(Website and app data records)
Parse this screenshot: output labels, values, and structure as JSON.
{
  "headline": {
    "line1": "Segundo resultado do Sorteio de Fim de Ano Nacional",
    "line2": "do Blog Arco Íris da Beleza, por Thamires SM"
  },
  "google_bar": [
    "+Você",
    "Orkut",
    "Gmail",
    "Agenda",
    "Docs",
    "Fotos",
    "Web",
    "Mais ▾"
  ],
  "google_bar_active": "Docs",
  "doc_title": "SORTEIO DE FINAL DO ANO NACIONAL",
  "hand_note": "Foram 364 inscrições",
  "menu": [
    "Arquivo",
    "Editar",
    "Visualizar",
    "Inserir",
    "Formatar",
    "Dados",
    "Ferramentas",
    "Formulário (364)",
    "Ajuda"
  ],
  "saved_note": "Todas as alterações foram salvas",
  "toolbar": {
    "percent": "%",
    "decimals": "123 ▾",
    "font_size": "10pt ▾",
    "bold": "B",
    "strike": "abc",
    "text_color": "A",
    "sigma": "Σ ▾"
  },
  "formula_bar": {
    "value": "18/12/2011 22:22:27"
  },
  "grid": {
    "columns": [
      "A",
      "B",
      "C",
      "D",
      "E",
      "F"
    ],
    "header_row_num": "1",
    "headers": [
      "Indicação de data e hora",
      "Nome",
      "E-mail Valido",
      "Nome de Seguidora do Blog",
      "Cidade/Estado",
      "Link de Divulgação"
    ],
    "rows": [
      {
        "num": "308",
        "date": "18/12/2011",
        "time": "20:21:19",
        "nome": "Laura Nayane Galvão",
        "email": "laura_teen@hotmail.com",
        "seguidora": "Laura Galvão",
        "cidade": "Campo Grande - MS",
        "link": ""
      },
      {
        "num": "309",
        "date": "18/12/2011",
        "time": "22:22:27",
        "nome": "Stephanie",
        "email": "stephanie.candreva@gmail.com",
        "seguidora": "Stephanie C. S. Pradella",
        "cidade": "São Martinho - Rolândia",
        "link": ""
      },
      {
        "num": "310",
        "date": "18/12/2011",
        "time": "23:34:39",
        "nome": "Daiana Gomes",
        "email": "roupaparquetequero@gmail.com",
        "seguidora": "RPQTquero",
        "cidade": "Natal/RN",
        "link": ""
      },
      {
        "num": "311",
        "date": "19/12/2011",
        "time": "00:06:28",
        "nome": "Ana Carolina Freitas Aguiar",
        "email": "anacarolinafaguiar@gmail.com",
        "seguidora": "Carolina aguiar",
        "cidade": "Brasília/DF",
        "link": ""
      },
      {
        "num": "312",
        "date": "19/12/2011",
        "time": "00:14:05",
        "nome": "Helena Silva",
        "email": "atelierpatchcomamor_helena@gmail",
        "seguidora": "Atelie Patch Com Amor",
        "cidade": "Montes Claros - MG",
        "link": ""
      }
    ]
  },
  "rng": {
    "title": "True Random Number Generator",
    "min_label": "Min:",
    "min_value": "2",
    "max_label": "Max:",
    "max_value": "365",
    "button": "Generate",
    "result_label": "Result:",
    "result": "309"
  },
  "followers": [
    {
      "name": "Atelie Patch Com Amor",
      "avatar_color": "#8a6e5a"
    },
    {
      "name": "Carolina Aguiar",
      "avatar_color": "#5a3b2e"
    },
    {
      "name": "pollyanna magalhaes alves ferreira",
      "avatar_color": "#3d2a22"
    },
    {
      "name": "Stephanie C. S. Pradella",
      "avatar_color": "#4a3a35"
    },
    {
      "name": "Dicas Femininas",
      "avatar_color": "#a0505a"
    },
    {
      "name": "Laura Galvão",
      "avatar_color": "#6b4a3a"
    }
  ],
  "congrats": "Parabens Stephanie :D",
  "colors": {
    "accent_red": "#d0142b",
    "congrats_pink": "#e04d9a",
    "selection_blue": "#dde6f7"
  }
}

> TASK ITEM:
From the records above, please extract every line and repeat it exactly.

> REPLY:
Parse this screenshot: output labels, values, and structure as JSON.
{
  "headline": {
    "line1": "Segundo resultado do Sorteio de Fim de Ano Nacional",
    "line2": "do Blog Arco Íris da Beleza, por Thamires SM"
  },
  "google_bar": [
    "+Você",
    "Orkut",
    "Gmail",
    "Agenda",
    "Docs",
    "Fotos",
    "Web",
    "Mais ▾"
  ],
  "google_bar_active": "Docs",
  "doc_title": "SORTEIO DE FINAL DO ANO NACIONAL",
  "hand_note": "Foram 364 inscrições",
  "menu": [
    "Arquivo",
    "Editar",
    "Visualizar",
    "Inserir",
    "Formatar",
    "Dados",
    "Ferramentas",
    "Formulário (364)",
    "Ajuda"
  ],
  "saved_note": "Todas as alterações foram salvas",
  "toolbar": {
    "percent": "%",
    "decimals": "123 ▾",
    "font_size": "10pt ▾",
    "bold": "B",
    "strike": "abc",
    "text_color": "A",
    "sigma": "Σ ▾"
  },
  "formula_bar": {
    "value": "18/12/2011 22:22:27"
  },
  "grid": {
    "columns": [
      "A",
      "B",
      "C",
      "D",
      "E",
      "F"
    ],
    "header_row_num": "1",
    "headers": [
      "Indicação de data e hora",
      "Nome",
      "E-mail Valido",
      "Nome de Seguidora do Blog",
      "Cidade/Estado",
      "Link de Divulgação"
    ],
    "rows": [
      {
        "num": "308",
        "date": "18/12/2011",
        "time": "20:21:19",
        "nome": "Laura Nayane Galvão",
        "email": "laura_teen@hotmail.com",
        "seguidora": "Laura Galvão",
        "cidade": "Campo Grande - MS",
        "link": ""
      },
      {
        "num": "309",
        "date": "18/12/2011",
        "time": "22:22:27",
        "nome": "Stephanie",
        "email": "stephanie.candreva@gmail.com",
        "seguidora": "Stephanie C. S. Pradella",
        "cidade": "São Martinho - Rolândia",
        "link": ""
      },
      {
        "num": "310",
        "date": "18/12/2011",
        "time": "23:34:39",
        "nome": "Daiana Gomes",
        "email": "roupaparquetequero@gmail.com",
        "seguidora": "RPQTquero",
        "cidade": "Natal/RN",
        "link": ""
      },
      {
        "num": "311",
        "date": "19/12/2011",
        "time": "00:06:28",
        "nome": "Ana Carolina Freitas Aguiar",
        "email": "anacarolinafaguiar@gmail.com",
        "seguidora": "Carolina aguiar",
        "cidade": "Brasília/DF",
        "link": ""
      },
      {
        "num": "312",
        "date": "19/12/2011",
        "time": "00:14:05",
        "nome": "Helena Silva",
        "email": "atelierpatchcomamor_helena@gmail",
        "seguidora": "Atelie Patch Com Amor",
        "cidade": "Montes Claros - MG",
        "link": ""
      }
    ]
  },
  "rng": {
    "title": "True Random Number Generator",
    "min_label": "Min:",
    "min_value": "2",
    "max_label": "Max:",
    "max_value": "365",
    "button": "Generate",
    "result_label": "Result:",
    "result": "309"
  },
  "followers": [
    {
      "name": "Atelie Patch Com Amor",
      "avatar_color": "#8a6e5a"
    },
    {
      "name": "Carolina Aguiar",
      "avatar_color": "#5a3b2e"
    },
    {
      "name": "pollyanna magalhaes alves ferreira",
      "avatar_color": "#3d2a22"
    },
    {
      "name": "Stephanie C. S. Pradella",
      "avatar_color": "#4a3a35"
    },
    {
      "name": "Dicas Femininas",
      "avatar_color": "#a0505a"
    },
    {
      "name": "Laura Galvão",
      "avatar_color": "#6b4a3a"
    }
  ],
  "congrats": "Parabens Stephanie :D",
  "colors": {
    "accent_red": "#d0142b",
    "congrats_pink": "#e04d9a",
    "selection_blue": "#dde6f7"
  }
}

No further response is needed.